- [Exercise details]: State, as a number alone, how many lines of the entries contain the word "image".

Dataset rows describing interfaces
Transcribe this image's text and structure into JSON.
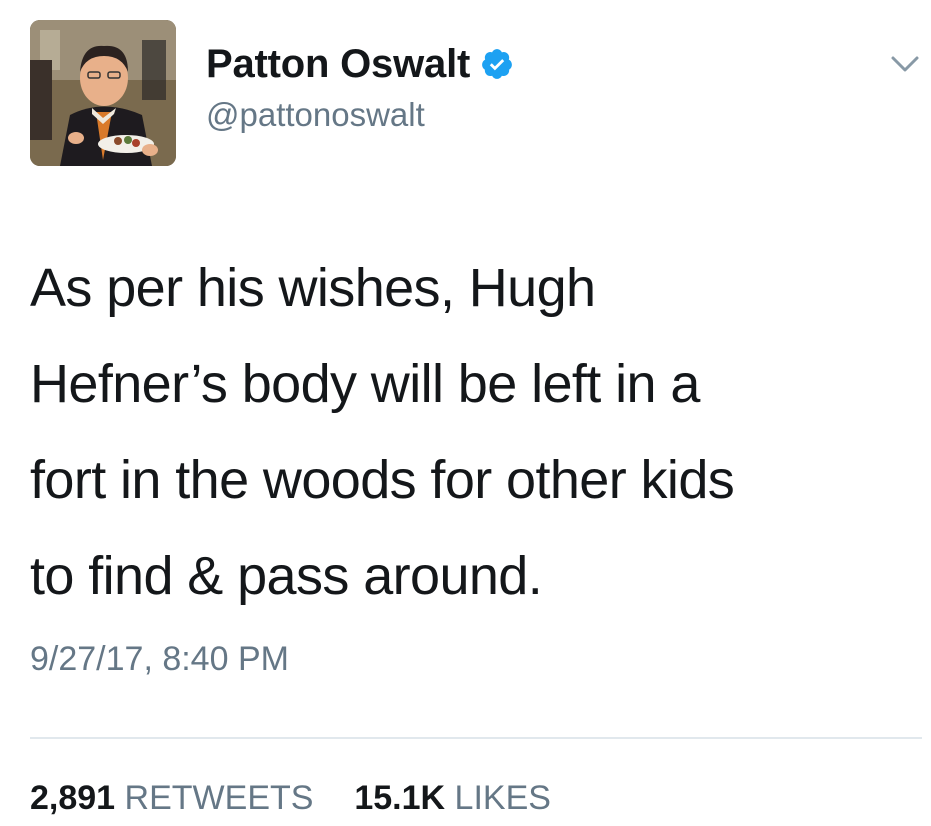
{
  "user": {
    "display_name": "Patton Oswalt",
    "handle": "@pattonoswalt",
    "verified": true,
    "avatar_icon": "profile-photo"
  },
  "tweet": {
    "lines": [
      "As per his wishes, Hugh",
      "Hefner’s body will be left in a",
      "fort in the woods for other kids",
      "to find & pass around."
    ],
    "timestamp": "9/27/17, 8:40 PM"
  },
  "stats": {
    "retweets_count": "2,891",
    "retweets_label": "RETWEETS",
    "likes_count": "15.1K",
    "likes_label": "LIKES"
  },
  "icons": {
    "verified": "verified-badge-icon",
    "menu": "chevron-down-icon"
  },
  "colors": {
    "verified_blue": "#1da1f2",
    "secondary_text": "#657786",
    "divider": "#e1e8ed"
  }
}
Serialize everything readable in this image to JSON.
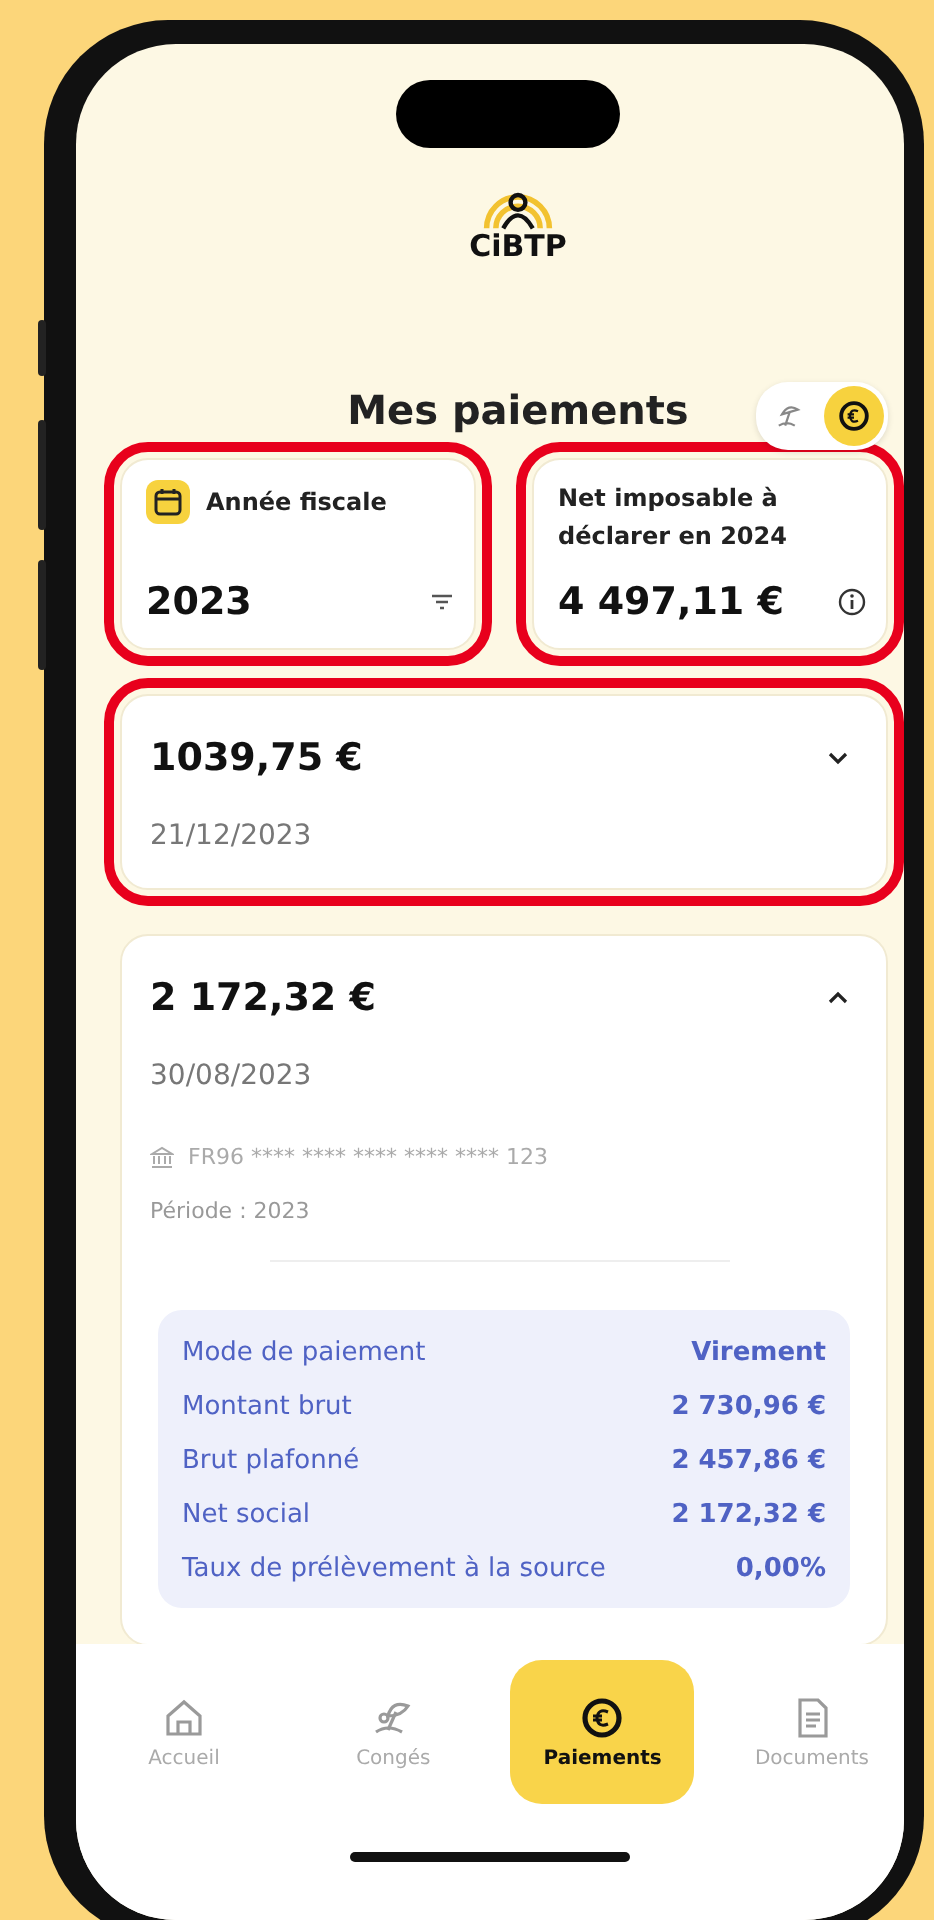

- [Exercise answer]: 2